Daniela Rangel and Alliana Samonte

Los Angeles Unified School District (LAUSD) earlier this week, announced a “no-fail” policy in hopes of decreasing mental strain on students who are failing classes this semester during distance learning.

The Los Angeles Times shared LAUSD’s plan to extend the final fall semester grading period until Jan. 29. The push allows for a more lenient grading period in the midst of the COVID-19 pandemic and the struggle to learn virtually. Students receiving failing grades have the chance to receive an incomplete mark now, allowing them to make up work and raise their grades during the winter break. The missing assignments will be due on Jan. 29. 

“I think the positive is that it gives students one last chance to pass,” Daniel Pearl Magnet High School English teacher Cynthia Barry Wald said. “Any time the students have the opportunity to pass then that’s good for them, if they take advantage of that.”

As detailed in an LAUSD directive sent to principals and obtained by the Los Angeles Times, “Grades have dramatically deteriorated, especially for Latino and Black students, English learners, students with disabilities, foster youth and those experiencing homelessness.” 

LAUSD’s “no-fail” policy is similar to the LAUSD policy students were informed of at the beginning of the national quarantine in March, where grades could not lower from what they had during in-person instruction. The district hopes that this new “no-fail” policy will serve as a learning incentive to students who are failing.

“I’m not sure (if this was the right policy to implement),” Barry said. “It’s a difficult situation all the way around. It would have been better and it would have run a lot more smoothly if this had been announced even a week before this week.”

With four days left to the semester, LA Unified’s announcement on Dec. 15 was targeted to support a “humane grading policy.” However, teachers find it challenging to contact individual students and keep track of their progress. Especially with trying to connect with students on Zoom, the news of the policy shook up teachers as well as their holiday break.  

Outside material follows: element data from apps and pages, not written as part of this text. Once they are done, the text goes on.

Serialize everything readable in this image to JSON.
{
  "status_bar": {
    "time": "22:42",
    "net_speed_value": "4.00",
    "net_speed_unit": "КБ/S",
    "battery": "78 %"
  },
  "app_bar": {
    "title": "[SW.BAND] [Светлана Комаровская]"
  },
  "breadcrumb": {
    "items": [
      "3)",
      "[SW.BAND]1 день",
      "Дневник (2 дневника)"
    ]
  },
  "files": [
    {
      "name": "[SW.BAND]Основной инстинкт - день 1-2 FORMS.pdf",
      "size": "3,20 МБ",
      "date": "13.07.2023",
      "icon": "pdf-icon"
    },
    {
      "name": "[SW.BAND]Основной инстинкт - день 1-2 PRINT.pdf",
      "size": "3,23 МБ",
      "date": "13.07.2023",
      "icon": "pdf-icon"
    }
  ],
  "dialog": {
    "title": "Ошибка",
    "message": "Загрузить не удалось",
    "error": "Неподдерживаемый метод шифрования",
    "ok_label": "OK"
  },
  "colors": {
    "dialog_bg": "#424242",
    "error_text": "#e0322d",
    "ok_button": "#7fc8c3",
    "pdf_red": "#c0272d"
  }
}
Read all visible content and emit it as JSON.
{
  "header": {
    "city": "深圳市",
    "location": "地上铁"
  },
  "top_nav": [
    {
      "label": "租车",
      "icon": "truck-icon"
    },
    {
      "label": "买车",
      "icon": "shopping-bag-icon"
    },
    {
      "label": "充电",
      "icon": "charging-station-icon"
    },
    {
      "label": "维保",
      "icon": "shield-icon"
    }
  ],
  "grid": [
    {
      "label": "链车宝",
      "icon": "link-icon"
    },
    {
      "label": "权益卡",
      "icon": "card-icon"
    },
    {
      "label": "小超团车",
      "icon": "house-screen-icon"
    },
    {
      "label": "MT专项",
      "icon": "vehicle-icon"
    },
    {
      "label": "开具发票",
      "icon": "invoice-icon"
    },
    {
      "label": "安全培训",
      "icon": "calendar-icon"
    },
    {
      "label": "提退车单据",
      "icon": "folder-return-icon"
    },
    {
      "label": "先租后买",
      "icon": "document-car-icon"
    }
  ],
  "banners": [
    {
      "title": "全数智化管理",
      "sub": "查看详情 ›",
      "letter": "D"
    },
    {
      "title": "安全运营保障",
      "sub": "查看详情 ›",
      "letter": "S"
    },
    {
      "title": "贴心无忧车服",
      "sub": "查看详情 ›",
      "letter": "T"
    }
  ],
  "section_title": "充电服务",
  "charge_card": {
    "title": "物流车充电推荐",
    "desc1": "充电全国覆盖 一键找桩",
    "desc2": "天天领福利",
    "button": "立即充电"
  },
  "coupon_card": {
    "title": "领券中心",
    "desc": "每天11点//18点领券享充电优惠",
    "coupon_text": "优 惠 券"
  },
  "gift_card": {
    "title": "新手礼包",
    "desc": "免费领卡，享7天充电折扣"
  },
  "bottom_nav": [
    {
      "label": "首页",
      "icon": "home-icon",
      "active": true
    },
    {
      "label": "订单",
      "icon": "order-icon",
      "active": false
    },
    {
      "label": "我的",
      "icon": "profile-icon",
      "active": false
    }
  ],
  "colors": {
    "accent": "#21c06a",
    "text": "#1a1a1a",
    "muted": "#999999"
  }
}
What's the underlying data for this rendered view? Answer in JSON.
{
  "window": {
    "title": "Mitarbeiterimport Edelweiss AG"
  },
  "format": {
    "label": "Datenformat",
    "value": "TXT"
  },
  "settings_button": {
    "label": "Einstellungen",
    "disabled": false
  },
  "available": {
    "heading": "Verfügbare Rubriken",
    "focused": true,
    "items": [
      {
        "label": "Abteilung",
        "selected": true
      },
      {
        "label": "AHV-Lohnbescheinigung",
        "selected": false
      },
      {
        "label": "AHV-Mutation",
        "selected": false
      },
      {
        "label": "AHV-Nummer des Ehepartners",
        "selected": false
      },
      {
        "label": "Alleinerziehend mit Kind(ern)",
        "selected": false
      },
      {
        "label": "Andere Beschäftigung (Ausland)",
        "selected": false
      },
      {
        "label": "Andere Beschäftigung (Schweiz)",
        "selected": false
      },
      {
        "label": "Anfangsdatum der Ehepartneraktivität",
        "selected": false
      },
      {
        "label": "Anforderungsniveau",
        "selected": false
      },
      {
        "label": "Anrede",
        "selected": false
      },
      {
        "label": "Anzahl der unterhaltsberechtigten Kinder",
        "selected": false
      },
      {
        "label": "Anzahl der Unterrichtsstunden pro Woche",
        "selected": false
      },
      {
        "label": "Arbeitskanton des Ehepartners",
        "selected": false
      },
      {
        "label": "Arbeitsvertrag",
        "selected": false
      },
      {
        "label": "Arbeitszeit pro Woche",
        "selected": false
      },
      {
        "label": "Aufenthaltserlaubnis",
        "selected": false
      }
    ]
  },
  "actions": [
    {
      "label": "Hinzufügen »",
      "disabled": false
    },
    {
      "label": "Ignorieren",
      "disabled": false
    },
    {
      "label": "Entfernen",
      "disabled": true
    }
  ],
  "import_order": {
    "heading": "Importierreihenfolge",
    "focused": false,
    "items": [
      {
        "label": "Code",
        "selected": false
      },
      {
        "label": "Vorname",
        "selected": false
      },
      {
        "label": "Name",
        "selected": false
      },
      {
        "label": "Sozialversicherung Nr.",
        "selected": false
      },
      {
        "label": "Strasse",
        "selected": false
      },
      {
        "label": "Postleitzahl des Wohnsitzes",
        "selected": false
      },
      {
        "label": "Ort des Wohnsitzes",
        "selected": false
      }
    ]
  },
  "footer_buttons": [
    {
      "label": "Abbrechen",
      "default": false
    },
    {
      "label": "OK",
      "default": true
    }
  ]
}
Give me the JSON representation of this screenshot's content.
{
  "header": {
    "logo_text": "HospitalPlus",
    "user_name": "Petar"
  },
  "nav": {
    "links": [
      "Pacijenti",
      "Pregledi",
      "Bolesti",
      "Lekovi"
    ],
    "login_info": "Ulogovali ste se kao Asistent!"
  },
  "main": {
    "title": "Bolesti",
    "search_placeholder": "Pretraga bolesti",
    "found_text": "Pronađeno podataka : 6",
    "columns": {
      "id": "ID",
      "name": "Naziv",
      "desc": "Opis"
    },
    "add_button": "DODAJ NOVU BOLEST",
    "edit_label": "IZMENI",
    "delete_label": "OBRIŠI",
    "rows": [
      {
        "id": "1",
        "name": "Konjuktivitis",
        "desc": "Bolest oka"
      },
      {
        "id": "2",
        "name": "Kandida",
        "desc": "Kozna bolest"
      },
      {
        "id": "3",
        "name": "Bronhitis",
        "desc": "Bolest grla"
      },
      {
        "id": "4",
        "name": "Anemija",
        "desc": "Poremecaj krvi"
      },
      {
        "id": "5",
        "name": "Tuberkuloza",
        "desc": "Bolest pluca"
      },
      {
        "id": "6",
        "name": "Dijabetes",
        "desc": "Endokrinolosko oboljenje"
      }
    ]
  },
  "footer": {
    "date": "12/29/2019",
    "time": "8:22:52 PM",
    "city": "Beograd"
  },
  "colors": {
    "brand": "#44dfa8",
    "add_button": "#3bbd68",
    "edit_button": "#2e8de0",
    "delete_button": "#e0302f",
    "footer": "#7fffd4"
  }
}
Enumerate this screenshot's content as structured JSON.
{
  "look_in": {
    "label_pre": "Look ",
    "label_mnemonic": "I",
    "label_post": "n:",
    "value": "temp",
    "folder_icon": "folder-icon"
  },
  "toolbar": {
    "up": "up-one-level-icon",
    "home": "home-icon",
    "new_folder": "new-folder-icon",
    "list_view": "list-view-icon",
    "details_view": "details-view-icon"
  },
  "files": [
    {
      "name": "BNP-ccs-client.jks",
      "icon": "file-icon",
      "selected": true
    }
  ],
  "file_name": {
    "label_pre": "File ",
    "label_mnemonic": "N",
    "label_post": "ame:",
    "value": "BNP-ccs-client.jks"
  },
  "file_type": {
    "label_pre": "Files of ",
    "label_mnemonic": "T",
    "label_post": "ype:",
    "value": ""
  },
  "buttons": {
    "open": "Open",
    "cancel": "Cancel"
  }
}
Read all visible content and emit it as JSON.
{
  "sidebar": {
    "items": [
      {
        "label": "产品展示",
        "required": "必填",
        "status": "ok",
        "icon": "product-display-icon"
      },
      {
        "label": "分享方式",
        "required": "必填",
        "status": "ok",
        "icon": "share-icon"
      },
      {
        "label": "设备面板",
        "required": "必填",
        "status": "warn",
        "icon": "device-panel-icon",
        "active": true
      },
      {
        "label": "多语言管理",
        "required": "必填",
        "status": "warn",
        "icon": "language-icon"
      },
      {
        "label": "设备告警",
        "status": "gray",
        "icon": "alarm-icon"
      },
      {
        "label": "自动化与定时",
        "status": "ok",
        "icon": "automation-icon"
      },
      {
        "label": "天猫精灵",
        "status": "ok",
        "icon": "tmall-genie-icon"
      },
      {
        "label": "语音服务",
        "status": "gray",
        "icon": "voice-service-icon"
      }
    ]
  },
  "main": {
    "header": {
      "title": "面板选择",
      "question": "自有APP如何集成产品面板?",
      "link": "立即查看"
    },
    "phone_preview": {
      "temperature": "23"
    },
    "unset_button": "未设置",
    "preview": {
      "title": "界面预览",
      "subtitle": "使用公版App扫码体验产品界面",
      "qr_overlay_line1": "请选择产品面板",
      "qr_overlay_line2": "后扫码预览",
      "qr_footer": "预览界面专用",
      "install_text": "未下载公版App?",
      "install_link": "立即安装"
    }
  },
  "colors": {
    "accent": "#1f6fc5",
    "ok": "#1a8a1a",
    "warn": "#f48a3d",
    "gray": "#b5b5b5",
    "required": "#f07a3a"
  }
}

“I don’t think that it was fair to teachers or students because, as teachers, we need to be clear to our students and this policy has created a lot of questions in the last week,” Barry said. “Had the policy been implemented and all the questions been answered a week or two ago that would have been a lot more fair to everybody.”

Local District North West has tutoring hours during the winter break to help students with their makeup work.